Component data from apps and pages
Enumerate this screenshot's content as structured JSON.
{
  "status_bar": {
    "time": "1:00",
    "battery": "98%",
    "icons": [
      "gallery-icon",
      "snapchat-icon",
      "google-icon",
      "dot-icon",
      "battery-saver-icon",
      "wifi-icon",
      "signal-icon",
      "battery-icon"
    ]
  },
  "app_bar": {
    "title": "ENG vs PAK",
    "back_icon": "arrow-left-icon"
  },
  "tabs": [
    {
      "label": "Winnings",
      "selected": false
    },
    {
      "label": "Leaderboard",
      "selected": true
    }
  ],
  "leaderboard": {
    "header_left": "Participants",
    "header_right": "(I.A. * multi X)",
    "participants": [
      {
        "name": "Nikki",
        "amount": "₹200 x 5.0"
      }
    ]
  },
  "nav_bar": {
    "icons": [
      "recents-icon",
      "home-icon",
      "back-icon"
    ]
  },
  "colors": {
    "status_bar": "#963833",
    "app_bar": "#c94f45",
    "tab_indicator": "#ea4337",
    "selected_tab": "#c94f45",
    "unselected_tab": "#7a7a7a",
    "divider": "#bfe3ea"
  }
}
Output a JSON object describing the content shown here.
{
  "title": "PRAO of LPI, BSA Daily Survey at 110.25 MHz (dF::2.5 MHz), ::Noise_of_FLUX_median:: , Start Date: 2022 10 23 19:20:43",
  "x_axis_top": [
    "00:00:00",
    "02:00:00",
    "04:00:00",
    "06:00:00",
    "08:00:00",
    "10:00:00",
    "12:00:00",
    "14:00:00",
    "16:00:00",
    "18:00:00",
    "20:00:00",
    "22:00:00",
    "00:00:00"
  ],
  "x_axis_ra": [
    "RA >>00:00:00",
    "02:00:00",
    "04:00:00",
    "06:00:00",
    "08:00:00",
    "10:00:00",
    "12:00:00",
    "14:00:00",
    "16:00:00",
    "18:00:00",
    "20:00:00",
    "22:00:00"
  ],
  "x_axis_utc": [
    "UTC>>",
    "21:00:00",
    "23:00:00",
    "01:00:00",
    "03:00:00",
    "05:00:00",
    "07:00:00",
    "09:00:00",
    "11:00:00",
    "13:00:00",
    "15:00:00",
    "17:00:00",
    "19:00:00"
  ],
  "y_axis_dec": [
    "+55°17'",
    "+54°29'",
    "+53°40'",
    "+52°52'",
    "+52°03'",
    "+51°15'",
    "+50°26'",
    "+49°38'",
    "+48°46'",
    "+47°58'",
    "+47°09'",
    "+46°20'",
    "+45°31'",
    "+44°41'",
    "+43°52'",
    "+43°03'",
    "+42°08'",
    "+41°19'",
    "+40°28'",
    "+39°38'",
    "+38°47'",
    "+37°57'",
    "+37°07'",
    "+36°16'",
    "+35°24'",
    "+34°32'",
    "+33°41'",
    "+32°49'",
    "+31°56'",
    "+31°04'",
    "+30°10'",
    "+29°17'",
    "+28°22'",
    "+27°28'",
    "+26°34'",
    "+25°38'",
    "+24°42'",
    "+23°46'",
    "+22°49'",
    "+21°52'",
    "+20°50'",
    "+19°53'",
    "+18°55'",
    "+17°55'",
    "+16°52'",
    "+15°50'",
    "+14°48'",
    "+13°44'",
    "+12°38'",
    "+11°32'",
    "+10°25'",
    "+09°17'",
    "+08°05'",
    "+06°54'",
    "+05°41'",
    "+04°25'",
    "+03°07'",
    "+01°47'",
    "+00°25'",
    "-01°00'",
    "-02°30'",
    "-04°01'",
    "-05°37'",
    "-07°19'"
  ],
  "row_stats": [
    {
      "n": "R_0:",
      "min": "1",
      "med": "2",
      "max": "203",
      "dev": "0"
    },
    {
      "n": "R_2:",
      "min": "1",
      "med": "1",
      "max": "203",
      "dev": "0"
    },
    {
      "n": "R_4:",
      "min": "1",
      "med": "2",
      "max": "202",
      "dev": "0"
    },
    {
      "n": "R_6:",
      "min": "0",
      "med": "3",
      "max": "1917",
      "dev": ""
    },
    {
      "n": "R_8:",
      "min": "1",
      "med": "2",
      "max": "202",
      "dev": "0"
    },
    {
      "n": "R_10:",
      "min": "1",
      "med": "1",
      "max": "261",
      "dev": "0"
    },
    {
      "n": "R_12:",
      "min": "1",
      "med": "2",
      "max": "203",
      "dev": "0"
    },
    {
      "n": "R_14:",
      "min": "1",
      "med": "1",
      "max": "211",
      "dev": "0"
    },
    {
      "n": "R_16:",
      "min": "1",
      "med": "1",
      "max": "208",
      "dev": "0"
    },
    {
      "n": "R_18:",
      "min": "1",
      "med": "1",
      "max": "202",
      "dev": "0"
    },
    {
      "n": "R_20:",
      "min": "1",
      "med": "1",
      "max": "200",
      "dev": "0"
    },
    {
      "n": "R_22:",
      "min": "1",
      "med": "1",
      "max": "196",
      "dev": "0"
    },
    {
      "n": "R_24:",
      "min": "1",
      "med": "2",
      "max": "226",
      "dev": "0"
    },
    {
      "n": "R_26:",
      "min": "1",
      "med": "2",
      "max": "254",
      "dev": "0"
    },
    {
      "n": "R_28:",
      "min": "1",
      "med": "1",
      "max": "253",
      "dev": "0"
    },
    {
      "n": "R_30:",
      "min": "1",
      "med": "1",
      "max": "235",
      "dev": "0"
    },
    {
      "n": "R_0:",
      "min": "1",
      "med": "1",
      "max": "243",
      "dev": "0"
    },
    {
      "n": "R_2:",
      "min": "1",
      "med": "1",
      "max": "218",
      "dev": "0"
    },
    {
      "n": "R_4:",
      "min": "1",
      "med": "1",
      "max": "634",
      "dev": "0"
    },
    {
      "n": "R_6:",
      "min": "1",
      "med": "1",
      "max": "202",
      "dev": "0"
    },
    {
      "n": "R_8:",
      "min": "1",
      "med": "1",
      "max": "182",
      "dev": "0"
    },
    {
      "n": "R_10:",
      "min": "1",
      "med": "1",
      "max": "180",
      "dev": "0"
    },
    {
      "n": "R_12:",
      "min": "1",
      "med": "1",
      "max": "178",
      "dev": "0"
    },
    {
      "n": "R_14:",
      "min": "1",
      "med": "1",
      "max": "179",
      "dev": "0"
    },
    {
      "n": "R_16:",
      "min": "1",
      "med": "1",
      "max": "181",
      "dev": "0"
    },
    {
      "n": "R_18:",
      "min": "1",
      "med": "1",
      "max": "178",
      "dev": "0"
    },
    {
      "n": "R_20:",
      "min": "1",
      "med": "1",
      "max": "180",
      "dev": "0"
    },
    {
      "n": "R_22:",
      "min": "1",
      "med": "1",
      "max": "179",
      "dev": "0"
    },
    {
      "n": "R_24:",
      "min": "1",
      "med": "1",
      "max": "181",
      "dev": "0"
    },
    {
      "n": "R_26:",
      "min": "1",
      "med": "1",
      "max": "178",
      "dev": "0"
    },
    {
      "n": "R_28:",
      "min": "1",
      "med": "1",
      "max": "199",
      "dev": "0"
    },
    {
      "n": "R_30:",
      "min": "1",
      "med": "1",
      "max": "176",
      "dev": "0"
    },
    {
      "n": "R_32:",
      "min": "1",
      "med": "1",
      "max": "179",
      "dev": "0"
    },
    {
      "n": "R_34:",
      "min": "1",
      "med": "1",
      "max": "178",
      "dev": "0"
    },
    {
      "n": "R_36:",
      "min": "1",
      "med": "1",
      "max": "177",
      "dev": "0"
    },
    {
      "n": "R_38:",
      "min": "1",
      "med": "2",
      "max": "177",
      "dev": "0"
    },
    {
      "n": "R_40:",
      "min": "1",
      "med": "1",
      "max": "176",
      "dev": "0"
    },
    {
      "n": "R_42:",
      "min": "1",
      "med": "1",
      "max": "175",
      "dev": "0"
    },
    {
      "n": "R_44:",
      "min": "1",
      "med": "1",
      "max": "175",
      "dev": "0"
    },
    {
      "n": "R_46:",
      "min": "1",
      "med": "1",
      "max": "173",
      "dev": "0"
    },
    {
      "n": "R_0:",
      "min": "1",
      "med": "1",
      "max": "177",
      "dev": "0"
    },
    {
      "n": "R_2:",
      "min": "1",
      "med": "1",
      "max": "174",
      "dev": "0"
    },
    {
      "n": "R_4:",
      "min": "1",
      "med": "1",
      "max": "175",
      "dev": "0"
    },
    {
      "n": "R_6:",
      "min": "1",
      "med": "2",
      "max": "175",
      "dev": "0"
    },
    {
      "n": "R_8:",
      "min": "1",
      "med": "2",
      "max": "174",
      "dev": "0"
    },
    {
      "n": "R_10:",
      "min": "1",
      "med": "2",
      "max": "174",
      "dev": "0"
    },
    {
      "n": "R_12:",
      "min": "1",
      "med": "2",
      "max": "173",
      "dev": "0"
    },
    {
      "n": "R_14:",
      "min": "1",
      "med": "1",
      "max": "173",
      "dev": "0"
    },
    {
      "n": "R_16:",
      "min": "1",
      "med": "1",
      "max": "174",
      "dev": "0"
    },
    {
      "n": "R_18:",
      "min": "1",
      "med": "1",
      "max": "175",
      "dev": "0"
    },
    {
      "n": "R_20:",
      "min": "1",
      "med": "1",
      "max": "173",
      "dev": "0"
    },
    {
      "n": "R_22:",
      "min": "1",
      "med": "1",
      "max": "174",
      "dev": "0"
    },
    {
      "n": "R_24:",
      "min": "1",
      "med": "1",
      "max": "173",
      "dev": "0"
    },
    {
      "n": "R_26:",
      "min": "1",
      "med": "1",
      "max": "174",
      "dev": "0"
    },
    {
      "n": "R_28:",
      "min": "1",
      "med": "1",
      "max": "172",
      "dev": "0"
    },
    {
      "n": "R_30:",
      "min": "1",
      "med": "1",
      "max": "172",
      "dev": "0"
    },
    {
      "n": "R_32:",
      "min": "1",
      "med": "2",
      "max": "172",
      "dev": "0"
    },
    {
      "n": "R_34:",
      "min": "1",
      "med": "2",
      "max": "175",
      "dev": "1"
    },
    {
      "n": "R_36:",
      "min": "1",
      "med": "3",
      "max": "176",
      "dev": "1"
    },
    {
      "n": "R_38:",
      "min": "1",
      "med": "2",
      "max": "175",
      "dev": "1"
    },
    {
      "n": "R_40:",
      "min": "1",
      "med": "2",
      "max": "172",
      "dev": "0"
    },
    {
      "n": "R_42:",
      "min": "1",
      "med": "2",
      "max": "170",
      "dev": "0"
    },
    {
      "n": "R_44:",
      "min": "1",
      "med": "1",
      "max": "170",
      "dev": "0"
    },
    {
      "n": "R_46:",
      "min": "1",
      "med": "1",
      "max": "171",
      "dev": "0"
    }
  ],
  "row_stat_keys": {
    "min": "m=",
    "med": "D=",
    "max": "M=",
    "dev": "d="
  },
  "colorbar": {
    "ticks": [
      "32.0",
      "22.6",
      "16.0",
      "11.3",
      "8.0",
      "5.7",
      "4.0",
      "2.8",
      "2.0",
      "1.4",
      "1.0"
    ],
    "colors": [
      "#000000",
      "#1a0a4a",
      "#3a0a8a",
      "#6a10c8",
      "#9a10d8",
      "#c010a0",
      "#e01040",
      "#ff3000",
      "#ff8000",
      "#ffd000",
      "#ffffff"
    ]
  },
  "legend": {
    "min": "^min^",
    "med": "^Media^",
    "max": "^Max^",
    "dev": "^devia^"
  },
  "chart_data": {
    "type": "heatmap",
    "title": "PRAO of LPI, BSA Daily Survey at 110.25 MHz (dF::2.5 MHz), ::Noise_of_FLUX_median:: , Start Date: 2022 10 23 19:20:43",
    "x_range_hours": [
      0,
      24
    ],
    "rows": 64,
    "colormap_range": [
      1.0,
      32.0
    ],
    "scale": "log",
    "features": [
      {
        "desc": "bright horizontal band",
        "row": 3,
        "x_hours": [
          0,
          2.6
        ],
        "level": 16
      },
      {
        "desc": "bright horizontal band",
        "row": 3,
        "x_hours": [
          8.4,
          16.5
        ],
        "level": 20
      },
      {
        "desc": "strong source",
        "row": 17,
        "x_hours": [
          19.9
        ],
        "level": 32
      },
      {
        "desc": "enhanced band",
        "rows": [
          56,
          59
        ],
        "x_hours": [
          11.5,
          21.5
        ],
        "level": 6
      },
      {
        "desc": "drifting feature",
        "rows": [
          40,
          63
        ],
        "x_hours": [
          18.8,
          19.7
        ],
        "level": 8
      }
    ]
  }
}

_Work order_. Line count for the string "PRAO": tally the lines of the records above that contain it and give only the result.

_Your response_. 2